We have just returned from several days in New York City. Ostensibly our reason for the trip was to hear the brilliant young violinist, Yevgeny Kutik. The Ferris Burtis Foundation has been helping Yevgeny in his education and career for a number of years and I try to attend as many of his performances as possible.
It turns out that we got two brilliant performers for the price of one. On Tuesday night we were able to get tickets for Stephen Sondheim's brilliant piece of musical theatre, A Little Night Music, which is based on Ingmar Bergman's film Smiles of a Summer Night, which, in turn, is based on Shakespeare's A Midsummer Night's Dream. Not a bad plot line!

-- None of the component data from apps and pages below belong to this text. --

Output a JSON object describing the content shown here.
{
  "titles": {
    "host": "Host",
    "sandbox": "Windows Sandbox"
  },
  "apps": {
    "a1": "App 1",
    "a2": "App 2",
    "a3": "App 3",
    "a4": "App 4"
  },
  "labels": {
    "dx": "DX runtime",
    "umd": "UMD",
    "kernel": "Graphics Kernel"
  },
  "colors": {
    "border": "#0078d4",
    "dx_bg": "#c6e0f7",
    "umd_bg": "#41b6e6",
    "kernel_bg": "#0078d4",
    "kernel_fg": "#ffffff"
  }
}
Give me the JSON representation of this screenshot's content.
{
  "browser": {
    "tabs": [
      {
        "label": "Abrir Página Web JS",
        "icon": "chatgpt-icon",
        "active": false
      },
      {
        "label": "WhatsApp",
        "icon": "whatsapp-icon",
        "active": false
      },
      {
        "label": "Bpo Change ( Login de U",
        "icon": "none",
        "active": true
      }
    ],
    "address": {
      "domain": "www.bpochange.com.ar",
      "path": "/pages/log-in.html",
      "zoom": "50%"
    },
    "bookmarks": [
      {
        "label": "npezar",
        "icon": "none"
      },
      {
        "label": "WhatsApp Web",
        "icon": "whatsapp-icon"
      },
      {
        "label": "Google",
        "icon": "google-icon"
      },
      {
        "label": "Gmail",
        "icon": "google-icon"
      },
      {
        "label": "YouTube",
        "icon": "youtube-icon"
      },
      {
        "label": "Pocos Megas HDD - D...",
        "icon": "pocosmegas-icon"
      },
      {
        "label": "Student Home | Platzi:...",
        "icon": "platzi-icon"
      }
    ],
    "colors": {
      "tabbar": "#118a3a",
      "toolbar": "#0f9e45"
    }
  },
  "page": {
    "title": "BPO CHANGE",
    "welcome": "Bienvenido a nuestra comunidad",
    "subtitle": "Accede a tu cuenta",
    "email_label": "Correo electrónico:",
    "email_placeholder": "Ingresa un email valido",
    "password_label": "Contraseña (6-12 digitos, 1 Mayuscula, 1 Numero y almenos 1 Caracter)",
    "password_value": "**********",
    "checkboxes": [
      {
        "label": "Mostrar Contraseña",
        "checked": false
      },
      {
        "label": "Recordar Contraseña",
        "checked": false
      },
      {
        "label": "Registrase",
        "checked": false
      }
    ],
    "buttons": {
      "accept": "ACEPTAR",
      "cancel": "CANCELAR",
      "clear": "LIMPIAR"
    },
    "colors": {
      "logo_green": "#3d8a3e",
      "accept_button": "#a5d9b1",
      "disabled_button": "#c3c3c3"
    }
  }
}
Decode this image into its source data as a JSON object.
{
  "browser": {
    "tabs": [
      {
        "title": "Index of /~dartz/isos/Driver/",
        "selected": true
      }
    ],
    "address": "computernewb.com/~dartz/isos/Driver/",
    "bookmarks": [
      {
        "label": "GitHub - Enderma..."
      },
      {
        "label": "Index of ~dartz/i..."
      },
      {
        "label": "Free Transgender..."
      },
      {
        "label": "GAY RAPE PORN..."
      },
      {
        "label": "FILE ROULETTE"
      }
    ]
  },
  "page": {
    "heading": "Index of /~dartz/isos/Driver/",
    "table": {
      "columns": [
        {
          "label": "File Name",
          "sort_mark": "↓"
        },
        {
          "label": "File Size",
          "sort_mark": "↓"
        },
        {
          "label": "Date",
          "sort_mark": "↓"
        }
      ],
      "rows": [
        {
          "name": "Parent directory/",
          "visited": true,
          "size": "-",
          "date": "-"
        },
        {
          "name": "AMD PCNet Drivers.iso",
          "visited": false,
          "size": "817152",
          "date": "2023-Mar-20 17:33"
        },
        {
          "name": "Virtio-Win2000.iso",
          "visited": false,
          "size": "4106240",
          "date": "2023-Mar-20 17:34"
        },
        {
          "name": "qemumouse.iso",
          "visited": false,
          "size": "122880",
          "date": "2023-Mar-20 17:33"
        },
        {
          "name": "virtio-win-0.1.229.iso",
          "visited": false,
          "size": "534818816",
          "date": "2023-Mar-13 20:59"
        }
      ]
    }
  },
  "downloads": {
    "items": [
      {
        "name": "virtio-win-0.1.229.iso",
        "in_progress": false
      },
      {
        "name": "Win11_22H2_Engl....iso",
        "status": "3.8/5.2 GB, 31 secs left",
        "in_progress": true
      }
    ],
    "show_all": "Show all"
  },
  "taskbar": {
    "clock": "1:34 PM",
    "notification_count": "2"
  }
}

An excellent cast portrayed the various characters in the play. But the standout was eighty-four year old Elaine Stritch as Madame Armfeldt! Talk about investing one's self in a role, she commanded the stage in each of her appearances. In 'Liasons', she was on stage alone for a good seven minutes mesmerizing us poor mortals in the audience. I don't know when I've been more captivated and moved by a performance.
From the rest of the cast I especially admired Stephen R. Buntrock, who played and sang the part of Fredrik Egerman. Both his singing and acting were superb.
The one fly in the ointment was Bernadette Peters, cast as Desirée Armfeldt, but actually playing Bernadette Peters. She has a limited dramatic range. As Alexander Wolcott once said of Tallulah Bankhead: 'She ran the gamut of emotions from A to B.' The original production, which I saw in 1973, starred Glynis Johns, Len Cariou, and Hermione Gingold in the leading roles. Bernadette is no Glynis, trust me.
But that Elaine! What a trouper! What a performer! I guess when you have been doing something for as long as she has, you just know how to get it right. She's a remarkable lady!
Then on Wednesday night, going from the sublime to the even more sublime, we heard Yevgeny Kutik in concert at The National Arts Club in Gramercy Park.
This historic building, once the home of Samuel Tilden, is not the ideal place to hold a concert. The concert room is a rectangular space with folding chairs, much like the concerts I hold in my music studio. But Yevgeny surmounted all odds, playing like a cross between an angel and a demon. Opening with several Preludes from Opus 34 of Shostakovich, and continuing with Beethoven's Sonata # 3, Largo from the Bach third Sonata for Solo Violin, the amazing Schnittke Sonata No. 1, two excerpts for solo violin from Tchaikovsky's Swan Lake, and ending with the Wieniawski Polonaise No. 1, Op. 4. It was a brilliant program in every way.
His fleet-fingered pianist was Akira Eguchi, who played very well but I much prefer the work Yevgeny does with his long-time piano partner, Tim Bozarth. Familiarity breeds other things besides contempt.
One distraction was the fact that in a near-by room some group was having a lively, and very audible, dinner party.This bit of poor planning on the part of the National Arts Club distracted me, as I'm sure it did many others in the audience, but Yevgeny has the ability to go so deeply into the music that a bomb could go off and he would not hear it. What an amazing young man. And what an incredible musician. What amazing concentration! Now I want to hear him in Alice Tully Hall and Jordan Hall and with a major symphony. He is more that ready for the big time.
So we heard two performers, born almost a century apart, whose commitment to their art is so enormous that they can bring their audience completely into their heart and hold them there. Bravo to both of them.